Sunday, April 14, 2013

One Hundred Things My Mother Taught Me A Million Times - Chapter 100

#100 “Keep pot handles turned away from the front of the stove.”

I have a confession. This isn’t really #100 of the one hundred things my mother taught me a million times. About a year ago I realized that I had repeated one of the 100 things. Then this February I received the following email from one of my most favorite people in the world, Loralee Martin. She said,

This is probably the worst email I've ever written, and I'm already regretting it...but I'm gonna go out on a limb and take a chance. I was reading your blog, as I always do ... there's a duplicate, and I thought you'd want to know. #26 and #57 are the same. And I know it's bitchy to point that out, but I figured you might be happy that I was reading/enjoying so intently that I noticed it. No big deal, but you need to conjure up  another one, for those of us who are enjoying this project!  In fact...I have a suggestion! "Never point out a mistake. It's impolite and people might resent you for it".

To which I replied, that I knew there was a duplicate, and was impressed that she was reading close enough to catch it.  So, in truth, #100 is actually #99, and #98 is…well you get it, so on with #100 (really #99), which brings back two indelible memories.

When I was growing up the only heat we had in our house was the gas heater in the living room.  It was a brown metal thing, about 4 feet high and 18 inches wide on each side. It had a very distinct “art deco” look to it, and I though it was beautiful. Of course we all spent a good bit of time close to the thing because it was our only source of warmth, but it also didn’t take long for it to warm the entire living room to a comfortable temperature. During the winter months, the first place you went upon entering the house was to the living room heater to warm your hands or butt, careful to get just close enough to warm them, but not to touch the very hot metal surface.

Somehow I managed to back into the heater and burned a pretty large place on the back of one leg. I’d never felt pain like that, and it didn’t stop hurting for weeks as it healed. After that I gained an enhanced respect for “hot.” Click on read more below...

 Also, there was Mrs. Black, one of the nicest, quietest women in our community. Her husband was the high school principal and her son was in a grade ahead of me. The skin on Mrs. Black’s face and arms was severely blotched, and one day I asked my mother why Mrs. Black’s face and hands looked like that. Mom said that she believed that the burns were from when a skillet of grease caught on fire and Mrs. Black tried to carry it outside, but she dropped the skillet and the grease splashed all over her face and arms burning her severely.
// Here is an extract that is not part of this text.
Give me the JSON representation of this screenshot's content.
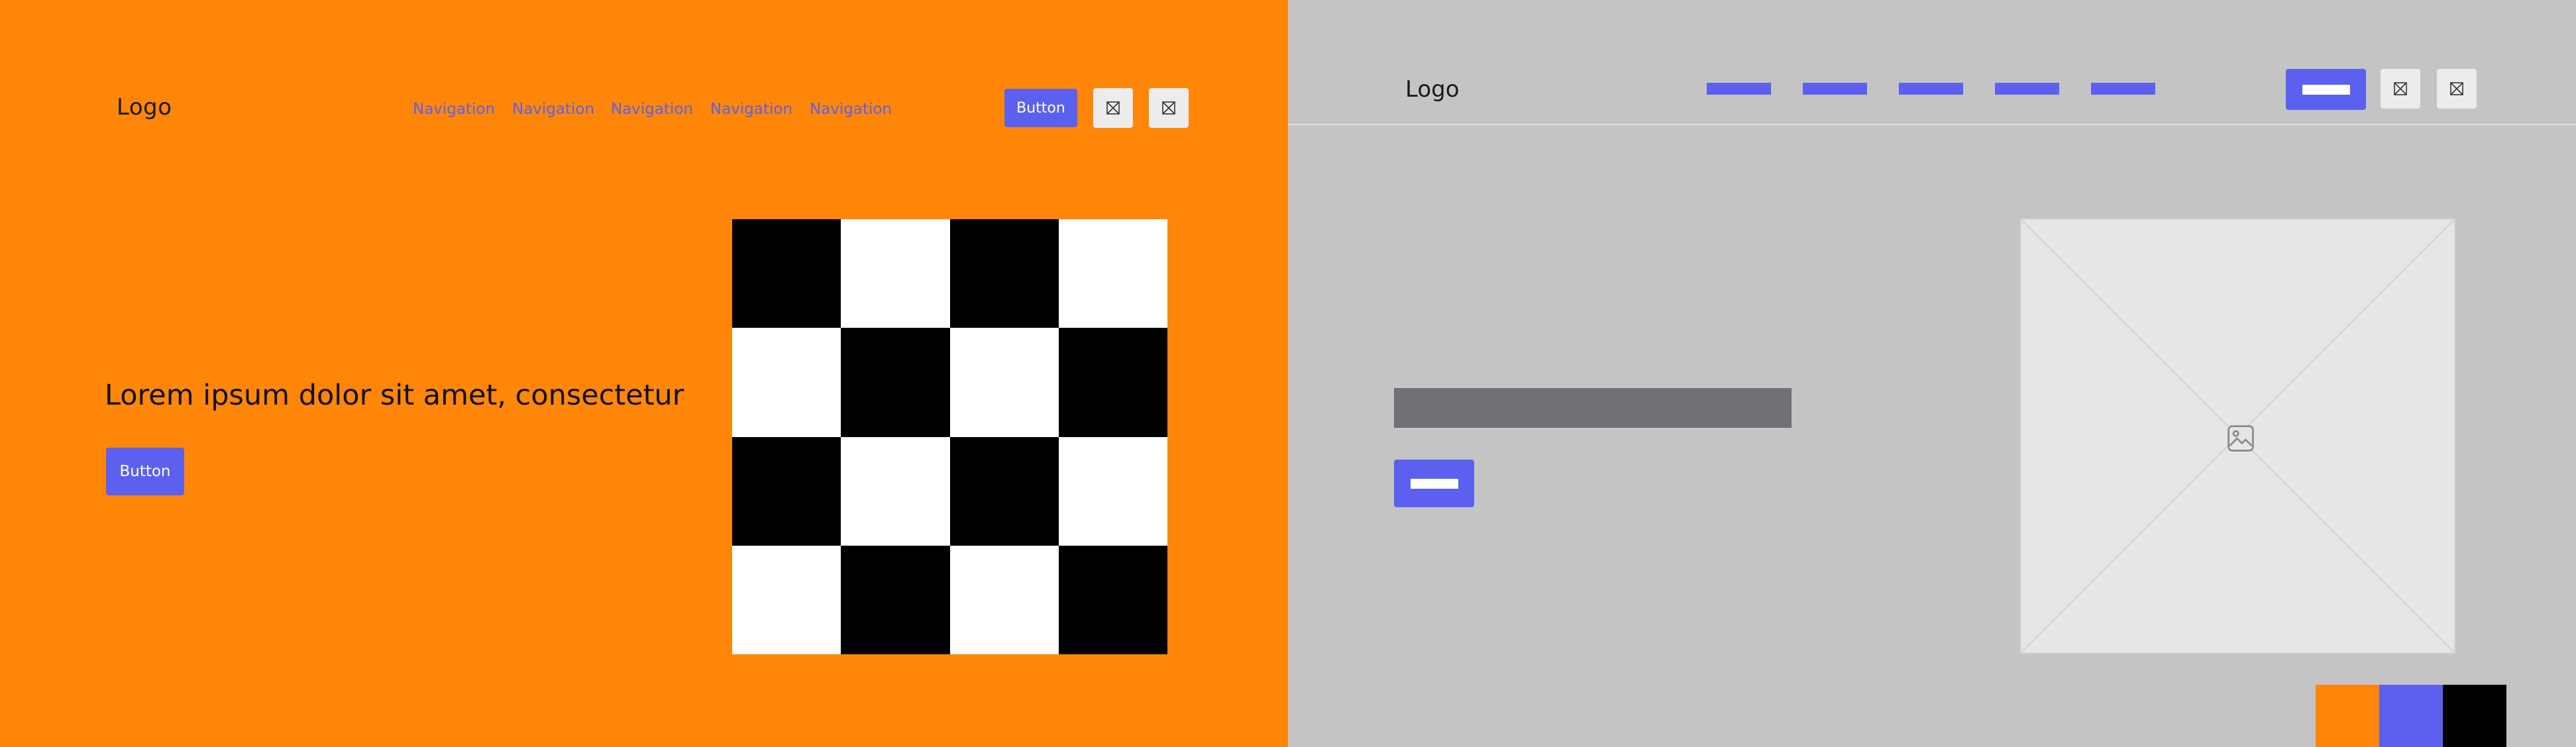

Things like that stay with a child, and I never forgot about Mrs. Black.

So mom’s #100 (really #99) has special meaning to me. When my children were small, or even when they weren’t, I was always very careful to turn the pot handles towards the center of the stove. I still turn all the handles inward, even if there’s no one here at the house but me and my husband. I can’t bear the though of someone I love, especially a child, getting burned just because I was careless.

Mom was right. We should never assume that children won’t reach up and grab a hot pot on the stove just because we tell them not to. Don’t rely on your child’s obedience, take responsibility and reduce the danger.

The real #100, and a surprise sequel coming soon!


  1. My mother and I both remember that, when we lived in a certain house which means I was under five years of age, my mother put a hot iron on the stove after finishing ironing. She told me it was hot and not to touch it. So what did I do? You're right; I touched it as soon as my mother turned her back! Fortunately, I don't remember how it felt as you remember the burn from that heater.

  2. Good one, SueAnn! I still do the same, probably because my mother did. Love the book reviews. Think it's uncanny how we are often reading or have just read the same books and your reviews hit the nail on the head. Is that a good cliche for books? Well, anyway, as Ellen DeGeneres would say... ! love from Charlena